How many black holes are there in the universe? Astrophysics

How many black holes are there in the universe?

A lot. If a star is heavy enough (i.e., it is still at least 2.5 solar masses after its supernova), then it continues to collapse until a black hole forms. Such stellar-sized black holes have been forming for quite some time, and more and more are forming. How many are there already? This intriguing question has been addressed by Alex Sicilia, a PhD student under the supervision of Prof. Andrea Lapi and Dr. Lumen Boco of Italy's Scuola Internazionale Superiore di Studi Avanzati. In a first paper just published in the Astrophysical Journal, the authors studied the demography of…
Earth cools faster Life

Earth cools faster

Earth is hot: up to 3500 degrees Celsius (6300 °F) in the mantle, 5000 degrees Celsius (9000 °F) in the outer core and 6000 °C (10,800 °F) in the (solid) inner core. This brings us some advantages. Not only us, but all life on Earth. There is, for example, the magnetic field, which is fueled by iron currents in the outer core and protects us from cosmic radiation. But also plate tectonics, which not only gives us mountains, volcanoes and earthquakes, but has also favored the emergence of complex life forms. If it stops at some point, erosion will…
New candidate for exomoon discovered Space

New candidate for exomoon discovered

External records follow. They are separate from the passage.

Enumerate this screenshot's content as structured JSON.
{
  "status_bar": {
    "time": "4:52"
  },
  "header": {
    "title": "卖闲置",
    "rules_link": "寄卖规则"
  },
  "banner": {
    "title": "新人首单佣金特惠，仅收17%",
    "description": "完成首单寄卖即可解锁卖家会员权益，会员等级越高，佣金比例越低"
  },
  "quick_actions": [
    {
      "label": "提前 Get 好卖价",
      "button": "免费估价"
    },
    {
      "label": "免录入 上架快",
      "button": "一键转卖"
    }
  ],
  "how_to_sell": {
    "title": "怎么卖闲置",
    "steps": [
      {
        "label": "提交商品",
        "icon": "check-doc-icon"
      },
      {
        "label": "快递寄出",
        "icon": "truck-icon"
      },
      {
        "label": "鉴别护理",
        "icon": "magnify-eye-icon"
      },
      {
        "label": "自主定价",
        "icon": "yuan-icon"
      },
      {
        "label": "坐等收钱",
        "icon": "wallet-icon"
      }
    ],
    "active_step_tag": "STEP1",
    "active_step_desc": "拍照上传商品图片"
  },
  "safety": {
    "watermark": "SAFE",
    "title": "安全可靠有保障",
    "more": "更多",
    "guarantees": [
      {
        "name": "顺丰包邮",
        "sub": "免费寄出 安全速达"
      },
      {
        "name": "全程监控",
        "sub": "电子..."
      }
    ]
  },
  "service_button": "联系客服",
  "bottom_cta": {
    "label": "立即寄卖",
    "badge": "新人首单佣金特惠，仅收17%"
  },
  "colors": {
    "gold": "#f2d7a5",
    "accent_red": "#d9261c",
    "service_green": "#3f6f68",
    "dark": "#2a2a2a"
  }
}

Almost all planets in our solar system - and even some dwarf planets - are orbited by moons. In other star systems, however, astronomers have not yet been able to definitively confirm a single moon. Is it because there are no moons there? Certainly not - our observational technology simply isn't ready yet. But an article published in Nature Astronomy now introduces at least one new candidate for an exomoon. If confirmed as an exomoon, Kepler-1708 b-i - which is 2.6 times larger than Earth - could provide a missing piece of the puzzle for understanding the formation and…